12. It is argued by learned counsel for the Department that the question of apportionment of the total income of the firm as between the partners, although it is usually made as an appendix to an assessment of the firm, is in point of subject-matter, eminently appealable only by an individual partner, if he were minded to question the allocation in so far as his share is concerned. According to learned counsel, it is difficult to conceive that there can be a comprehensive or general objection to the scheme of allocation made by the Income-tax Officer even in cases where the order of allocation hits one or some of the partners alone and cannot be made common cause of by the others. We do not accept this contention as well-founded. If what the Departmental counsel says is a correct understanding of section 247 of the Act, then, the question of allocation or apportionment of the total income as between the partners will have to fall between two stools, as it were. For, where the allocation is questioned, it cannot be agitated in an appeal against the firm's assessment, nor can it be agitated in an appeal filed by any partner in his own personal assessment, if it appertains to a group of partners, but not all. We do not accept the thesis that each individual partner separately and distributively can only agitate an appeal in so far as the allocation is objectionable in his own personal assessment. There may be cases where as between the partners, inter se, an allocation made by the Income-tax Officer may not be correct or may not follow faithfully the terms of the partnership deed, and in that sense, may be subject to a general criticism. but even an objection raised by an individual partner alone as to the correctness of the apportionment of his own share and nobody else's may have repercussions on other partners and affect pro tanto the interests of the other partners as well. Either way, therefore, the appropriate appeal in which an allocation can be properly agitated in a comprehensive manner either as respects one partner, or as respects some partners, or as respects all partners. is in an appeal against the firm's assessment.
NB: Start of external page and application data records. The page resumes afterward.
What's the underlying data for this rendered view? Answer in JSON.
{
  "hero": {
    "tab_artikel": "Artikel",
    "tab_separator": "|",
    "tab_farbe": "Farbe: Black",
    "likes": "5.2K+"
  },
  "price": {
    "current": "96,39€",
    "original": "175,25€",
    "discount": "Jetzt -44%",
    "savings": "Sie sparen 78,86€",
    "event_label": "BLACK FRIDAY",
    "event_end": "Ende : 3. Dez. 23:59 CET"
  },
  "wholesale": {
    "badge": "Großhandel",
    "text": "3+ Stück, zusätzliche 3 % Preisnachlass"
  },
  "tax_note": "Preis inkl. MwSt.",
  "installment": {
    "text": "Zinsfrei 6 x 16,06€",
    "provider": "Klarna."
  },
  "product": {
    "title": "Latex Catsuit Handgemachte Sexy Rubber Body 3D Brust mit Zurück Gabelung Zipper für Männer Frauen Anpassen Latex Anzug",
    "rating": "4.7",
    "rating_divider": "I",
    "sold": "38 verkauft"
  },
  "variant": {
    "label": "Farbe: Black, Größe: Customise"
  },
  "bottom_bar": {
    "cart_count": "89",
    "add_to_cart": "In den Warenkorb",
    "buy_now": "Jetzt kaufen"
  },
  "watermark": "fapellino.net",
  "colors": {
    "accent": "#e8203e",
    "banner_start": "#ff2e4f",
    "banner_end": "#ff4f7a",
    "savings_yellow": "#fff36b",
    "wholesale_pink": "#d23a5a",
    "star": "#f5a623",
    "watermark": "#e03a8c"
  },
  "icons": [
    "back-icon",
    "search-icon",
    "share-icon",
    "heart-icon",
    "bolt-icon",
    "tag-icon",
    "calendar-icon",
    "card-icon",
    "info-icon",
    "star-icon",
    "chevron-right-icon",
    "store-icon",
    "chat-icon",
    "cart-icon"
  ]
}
In any case, this is what the first part of section 247 of the Act says when it provides that in any case where a firm is assessed and the partners of that firm are themselves separately and individually assessable on their respective shares in the firm, each and every one of the partners is entitled to carry an appeal as against the firm's assessment as well as the manner of allocation of the shares of profits as between different partners. An appeal is a creature of statute and has to be interpreted on the language of the provision, without imposing ideas of our own. Regarded either as a clarificatory provision or as an enabling provision, section 247 confers on a partner of a firm the right or privilege to file an appeal questioning the assessment on the firm as well as the allocation of the share of income as between the different partners. It is not for a court of construction to overlook this provision merely for the reason that under a rational system of appeal, it would be more sensible to leave the subject of allocation of the firm's income as between the partners as a fit subject of appeal in the hands of each partner concerned, rather than treat it as a matter of general importance to the partnership as a whole. For the reasons stated above, we do not agree with the view expressed by the Tribunal that the firm was not competent to question the allocation of share income as between the partners in an appeal against the firm's assessment. The second question of law is, therefore, answered in the negative and against the Department. In the circumstances of the case, there will be no order as to costs.